On desktop sites, top navigations can support menu depths spanning across horizontal tiers. On mobile, you don’t have that luxury without eating up precious screen real estate. Determine your site’s critical pages, consolidating or removing non-essential ones from the main navigation for simplicity. Use expandable accordions to house secondary menus, and formatting options with adequate touch targets for fingertip control. Position key sections within easy-reach areas like page header or footer to minimize panning and scrolling.
8. Add A Search Option
Enabling onsite search improves discoverability allowing users to locate information without excessive navigation steps. Formats ranging from basic search boxes to predictive search with results appearing dynamically as users type each character offer helpful lookups. Deploy search features consistently across pages, ideally placing them within page headers to keep them prominently visible. On results pages, format returns segmented by content type -product listings, support articles, blog posts, etc. – adding facets to filter by attributes like price or product type to quickly drill into relevant groupings.
9. Use A Mobile-First Approach
With mobile poised to overtake desktop browsing in the coming year, taking a mobile-first approach to web design is an increasingly prudent starting point.
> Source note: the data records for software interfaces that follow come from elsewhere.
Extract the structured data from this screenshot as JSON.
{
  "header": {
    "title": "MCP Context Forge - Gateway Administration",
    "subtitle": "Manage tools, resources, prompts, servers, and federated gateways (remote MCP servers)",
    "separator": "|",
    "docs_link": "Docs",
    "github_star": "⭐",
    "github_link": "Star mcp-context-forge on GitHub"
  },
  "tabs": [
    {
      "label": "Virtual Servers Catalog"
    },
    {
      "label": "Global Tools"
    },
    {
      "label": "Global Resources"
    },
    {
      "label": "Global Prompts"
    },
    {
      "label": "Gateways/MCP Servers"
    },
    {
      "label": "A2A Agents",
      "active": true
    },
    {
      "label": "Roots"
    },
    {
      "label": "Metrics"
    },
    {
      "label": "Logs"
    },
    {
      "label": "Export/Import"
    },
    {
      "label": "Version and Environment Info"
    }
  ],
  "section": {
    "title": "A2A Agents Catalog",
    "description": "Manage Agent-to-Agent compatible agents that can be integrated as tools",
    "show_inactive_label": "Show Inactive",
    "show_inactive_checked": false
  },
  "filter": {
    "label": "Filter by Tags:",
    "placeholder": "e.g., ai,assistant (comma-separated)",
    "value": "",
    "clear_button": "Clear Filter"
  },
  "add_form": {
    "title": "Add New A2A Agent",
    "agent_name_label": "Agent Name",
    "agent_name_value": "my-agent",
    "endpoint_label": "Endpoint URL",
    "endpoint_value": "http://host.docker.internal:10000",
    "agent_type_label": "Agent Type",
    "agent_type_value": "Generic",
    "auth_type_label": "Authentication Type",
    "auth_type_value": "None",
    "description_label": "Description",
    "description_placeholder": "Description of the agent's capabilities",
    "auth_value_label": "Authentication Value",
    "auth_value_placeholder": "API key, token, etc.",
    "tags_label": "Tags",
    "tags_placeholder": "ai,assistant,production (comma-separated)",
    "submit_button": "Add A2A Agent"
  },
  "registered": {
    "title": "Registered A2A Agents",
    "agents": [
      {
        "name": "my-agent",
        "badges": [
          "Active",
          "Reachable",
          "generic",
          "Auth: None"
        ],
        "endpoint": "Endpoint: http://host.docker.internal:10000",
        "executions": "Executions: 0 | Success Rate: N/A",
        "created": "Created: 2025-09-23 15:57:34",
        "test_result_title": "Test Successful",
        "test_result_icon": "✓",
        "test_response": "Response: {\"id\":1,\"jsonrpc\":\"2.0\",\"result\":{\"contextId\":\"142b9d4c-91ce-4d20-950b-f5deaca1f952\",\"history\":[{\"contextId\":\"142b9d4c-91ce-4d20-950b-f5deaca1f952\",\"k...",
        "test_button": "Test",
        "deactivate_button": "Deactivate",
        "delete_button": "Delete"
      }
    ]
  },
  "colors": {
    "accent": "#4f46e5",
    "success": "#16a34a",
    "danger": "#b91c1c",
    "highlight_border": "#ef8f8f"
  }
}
Rather than retrofitting desktop sites which often requires significant rework, architect your base experience based on mobile constraints first. Then progressively enhance layouts to leverage more real estate tablets and desktop formats. Mobile-first frameworks using CSS Grid, Flexbox, and similar methodologies make achieving responsive behaviors easier. Plus testing intricacies around tap targets, typing assistants, and other mobile interactions early in development reduces bugs that would require future remediation.
10. Make Your Website Mobile Responsive
While reducing desktop layouts to fit miniaturized screens enables basic mobile accessibility, responsive design takes optimization much further. Content dynamically scales not just for consistent rendering across devices, but by leveraging media queries, can change layouts based on a device’s distinct viewing characteristics. For example, reshuffling page sections into a single-column layout better accommodates vertical phone screens vs the multi-column grids leveraged at wider desktop widths. Imagery can fluidly scale and captions reposition based on available space. Navigation menus can collapse into small tap targets on handsets yet expand to multi-tier horizontal formats on larger screens with pointer-based control.